* Problem
The data that follows should be copied out exactly.

[Records drawn from a dataset]
################
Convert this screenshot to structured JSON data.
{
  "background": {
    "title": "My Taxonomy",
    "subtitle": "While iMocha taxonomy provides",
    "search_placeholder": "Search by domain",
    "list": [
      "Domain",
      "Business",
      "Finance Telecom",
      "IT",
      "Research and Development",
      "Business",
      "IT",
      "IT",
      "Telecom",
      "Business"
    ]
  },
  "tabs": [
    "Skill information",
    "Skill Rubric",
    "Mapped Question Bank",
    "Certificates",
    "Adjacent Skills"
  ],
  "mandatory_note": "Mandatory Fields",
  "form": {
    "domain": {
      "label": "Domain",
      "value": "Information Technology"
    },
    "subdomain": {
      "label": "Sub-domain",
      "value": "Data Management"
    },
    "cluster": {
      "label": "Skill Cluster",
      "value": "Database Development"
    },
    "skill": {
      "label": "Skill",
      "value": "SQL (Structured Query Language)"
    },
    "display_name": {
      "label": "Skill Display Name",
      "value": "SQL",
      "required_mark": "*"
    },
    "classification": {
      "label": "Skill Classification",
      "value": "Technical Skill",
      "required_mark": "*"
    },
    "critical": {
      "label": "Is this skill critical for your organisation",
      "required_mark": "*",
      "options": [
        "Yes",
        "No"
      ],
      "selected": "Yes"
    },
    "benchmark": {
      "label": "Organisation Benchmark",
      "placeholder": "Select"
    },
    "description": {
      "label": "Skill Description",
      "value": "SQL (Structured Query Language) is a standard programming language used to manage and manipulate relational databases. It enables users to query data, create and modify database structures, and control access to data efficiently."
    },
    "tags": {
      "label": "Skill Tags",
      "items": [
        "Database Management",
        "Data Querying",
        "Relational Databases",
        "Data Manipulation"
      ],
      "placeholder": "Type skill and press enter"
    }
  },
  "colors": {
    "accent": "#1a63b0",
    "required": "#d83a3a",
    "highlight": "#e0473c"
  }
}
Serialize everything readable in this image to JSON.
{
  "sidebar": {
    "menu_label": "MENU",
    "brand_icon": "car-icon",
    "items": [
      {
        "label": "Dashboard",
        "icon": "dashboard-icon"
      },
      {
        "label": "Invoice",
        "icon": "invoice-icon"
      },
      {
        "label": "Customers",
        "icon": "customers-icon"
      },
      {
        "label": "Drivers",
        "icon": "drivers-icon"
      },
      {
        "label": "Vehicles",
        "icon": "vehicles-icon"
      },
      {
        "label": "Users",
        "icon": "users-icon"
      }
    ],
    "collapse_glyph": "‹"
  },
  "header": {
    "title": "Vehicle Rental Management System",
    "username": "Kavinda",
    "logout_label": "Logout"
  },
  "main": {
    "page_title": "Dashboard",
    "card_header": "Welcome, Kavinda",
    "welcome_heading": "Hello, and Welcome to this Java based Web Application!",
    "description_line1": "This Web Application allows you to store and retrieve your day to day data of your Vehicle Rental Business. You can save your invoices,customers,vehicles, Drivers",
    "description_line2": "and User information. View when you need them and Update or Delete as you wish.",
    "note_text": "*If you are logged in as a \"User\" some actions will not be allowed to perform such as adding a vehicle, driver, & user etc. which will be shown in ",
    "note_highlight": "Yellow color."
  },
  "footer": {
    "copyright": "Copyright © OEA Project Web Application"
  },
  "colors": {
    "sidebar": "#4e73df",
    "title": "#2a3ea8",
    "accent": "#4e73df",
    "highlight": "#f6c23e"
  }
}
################
* Problem solution
Convert this screenshot to structured JSON data.
{
  "background": {
    "title": "My Taxonomy",
    "subtitle": "While iMocha taxonomy provides",
    "search_placeholder": "Search by domain",
    "list": [
      "Domain",
      "Business",
      "Finance Telecom",
      "IT",
      "Research and Development",
      "Business",
      "IT",
      "IT",
      "Telecom",
      "Business"
    ]
  },
  "tabs": [
    "Skill information",
    "Skill Rubric",
    "Mapped Question Bank",
    "Certificates",
    "Adjacent Skills"
  ],
  "mandatory_note": "Mandatory Fields",
  "form": {
    "domain": {
      "label": "Domain",
      "value": "Information Technology"
    },
    "subdomain": {
      "label": "Sub-domain",
      "value": "Data Management"
    },
    "cluster": {
      "label": "Skill Cluster",
      "value": "Database Development"
    },
    "skill": {
      "label": "Skill",
      "value": "SQL (Structured Query Language)"
    },
    "display_name": {
      "label": "Skill Display Name",
      "value": "SQL",
      "required_mark": "*"
    },
    "classification": {
      "label": "Skill Classification",
      "value": "Technical Skill",
      "required_mark": "*"
    },
    "critical": {
      "label": "Is this skill critical for your organisation",
      "required_mark": "*",
      "options": [
        "Yes",
        "No"
      ],
      "selected": "Yes"
    },
    "benchmark": {
      "label": "Organisation Benchmark",
      "placeholder": "Select"
    },
    "description": {
      "label": "Skill Description",
      "value": "SQL (Structured Query Language) is a standard programming language used to manage and manipulate relational databases. It enables users to query data, create and modify database structures, and control access to data efficiently."
    },
    "tags": {
      "label": "Skill Tags",
      "items": [
        "Database Management",
        "Data Querying",
        "Relational Databases",
        "Data Manipulation"
      ],
      "placeholder": "Type skill and press enter"
    }
  },
  "colors": {
    "accent": "#1a63b0",
    "required": "#d83a3a",
    "highlight": "#e0473c"
  }
}
Serialize everything readable in this image to JSON.
{
  "sidebar": {
    "menu_label": "MENU",
    "brand_icon": "car-icon",
    "items": [
      {
        "label": "Dashboard",
        "icon": "dashboard-icon"
      },
      {
        "label": "Invoice",
        "icon": "invoice-icon"
      },
      {
        "label": "Customers",
        "icon": "customers-icon"
      },
      {
        "label": "Drivers",
        "icon": "drivers-icon"
      },
      {
        "label": "Vehicles",
        "icon": "vehicles-icon"
      },
      {
        "label": "Users",
        "icon": "users-icon"
      }
    ],
    "collapse_glyph": "‹"
  },
  "header": {
    "title": "Vehicle Rental Management System",
    "username": "Kavinda",
    "logout_label": "Logout"
  },
  "main": {
    "page_title": "Dashboard",
    "card_header": "Welcome, Kavinda",
    "welcome_heading": "Hello, and Welcome to this Java based Web Application!",
    "description_line1": "This Web Application allows you to store and retrieve your day to day data of your Vehicle Rental Business. You can save your invoices,customers,vehicles, Drivers",
    "description_line2": "and User information. View when you need them and Update or Delete as you wish.",
    "note_text": "*If you are logged in as a \"User\" some actions will not be allowed to perform such as adding a vehicle, driver, & user etc. which will be shown in ",
    "note_highlight": "Yellow color."
  },
  "footer": {
    "copyright": "Copyright © OEA Project Web Application"
  },
  "colors": {
    "sidebar": "#4e73df",
    "title": "#2a3ea8",
    "accent": "#4e73df",
    "highlight": "#f6c23e"
  }
}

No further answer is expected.